Would you write out all the records again, exactly?

━━━ Provided information ━━━

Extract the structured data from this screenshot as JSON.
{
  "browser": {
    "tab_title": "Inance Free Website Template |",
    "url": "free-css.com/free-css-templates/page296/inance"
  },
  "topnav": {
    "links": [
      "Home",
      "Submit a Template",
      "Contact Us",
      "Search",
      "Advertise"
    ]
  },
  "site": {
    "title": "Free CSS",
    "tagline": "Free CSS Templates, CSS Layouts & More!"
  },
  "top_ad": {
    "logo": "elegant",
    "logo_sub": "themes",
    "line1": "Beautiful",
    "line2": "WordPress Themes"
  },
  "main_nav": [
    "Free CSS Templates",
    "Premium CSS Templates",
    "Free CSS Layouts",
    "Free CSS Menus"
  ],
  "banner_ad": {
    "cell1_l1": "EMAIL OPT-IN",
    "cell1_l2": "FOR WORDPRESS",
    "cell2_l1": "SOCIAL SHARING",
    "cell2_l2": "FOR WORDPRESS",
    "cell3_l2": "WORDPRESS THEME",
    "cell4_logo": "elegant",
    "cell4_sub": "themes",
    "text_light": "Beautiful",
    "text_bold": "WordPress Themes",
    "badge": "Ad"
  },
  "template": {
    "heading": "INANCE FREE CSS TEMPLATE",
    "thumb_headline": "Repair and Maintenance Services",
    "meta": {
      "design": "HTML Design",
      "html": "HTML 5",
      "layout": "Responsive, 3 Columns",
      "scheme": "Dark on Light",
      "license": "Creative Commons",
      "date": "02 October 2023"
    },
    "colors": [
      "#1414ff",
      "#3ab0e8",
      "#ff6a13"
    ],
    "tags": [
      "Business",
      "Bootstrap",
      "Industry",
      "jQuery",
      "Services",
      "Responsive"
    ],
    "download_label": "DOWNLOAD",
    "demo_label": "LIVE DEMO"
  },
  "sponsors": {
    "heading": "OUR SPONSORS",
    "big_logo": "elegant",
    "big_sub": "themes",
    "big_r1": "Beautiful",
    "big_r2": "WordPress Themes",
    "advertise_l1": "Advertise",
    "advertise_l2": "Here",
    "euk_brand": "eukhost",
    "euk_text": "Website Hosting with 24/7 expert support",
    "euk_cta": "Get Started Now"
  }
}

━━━

▶ _Response to the task_:
Extract the structured data from this screenshot as JSON.
{
  "browser": {
    "tab_title": "Inance Free Website Template |",
    "url": "free-css.com/free-css-templates/page296/inance"
  },
  "topnav": {
    "links": [
      "Home",
      "Submit a Template",
      "Contact Us",
      "Search",
      "Advertise"
    ]
  },
  "site": {
    "title": "Free CSS",
    "tagline": "Free CSS Templates, CSS Layouts & More!"
  },
  "top_ad": {
    "logo": "elegant",
    "logo_sub": "themes",
    "line1": "Beautiful",
    "line2": "WordPress Themes"
  },
  "main_nav": [
    "Free CSS Templates",
    "Premium CSS Templates",
    "Free CSS Layouts",
    "Free CSS Menus"
  ],
  "banner_ad": {
    "cell1_l1": "EMAIL OPT-IN",
    "cell1_l2": "FOR WORDPRESS",
    "cell2_l1": "SOCIAL SHARING",
    "cell2_l2": "FOR WORDPRESS",
    "cell3_l2": "WORDPRESS THEME",
    "cell4_logo": "elegant",
    "cell4_sub": "themes",
    "text_light": "Beautiful",
    "text_bold": "WordPress Themes",
    "badge": "Ad"
  },
  "template": {
    "heading": "INANCE FREE CSS TEMPLATE",
    "thumb_headline": "Repair and Maintenance Services",
    "meta": {
      "design": "HTML Design",
      "html": "HTML 5",
      "layout": "Responsive, 3 Columns",
      "scheme": "Dark on Light",
      "license": "Creative Commons",
      "date": "02 October 2023"
    },
    "colors": [
      "#1414ff",
      "#3ab0e8",
      "#ff6a13"
    ],
    "tags": [
      "Business",
      "Bootstrap",
      "Industry",
      "jQuery",
      "Services",
      "Responsive"
    ],
    "download_label": "DOWNLOAD",
    "demo_label": "LIVE DEMO"
  },
  "sponsors": {
    "heading": "OUR SPONSORS",
    "big_logo": "elegant",
    "big_sub": "themes",
    "big_r1": "Beautiful",
    "big_r2": "WordPress Themes",
    "advertise_l1": "Advertise",
    "advertise_l2": "Here",
    "euk_brand": "eukhost",
    "euk_text": "Website Hosting with 24/7 expert support",
    "euk_cta": "Get Started Now"
  }
}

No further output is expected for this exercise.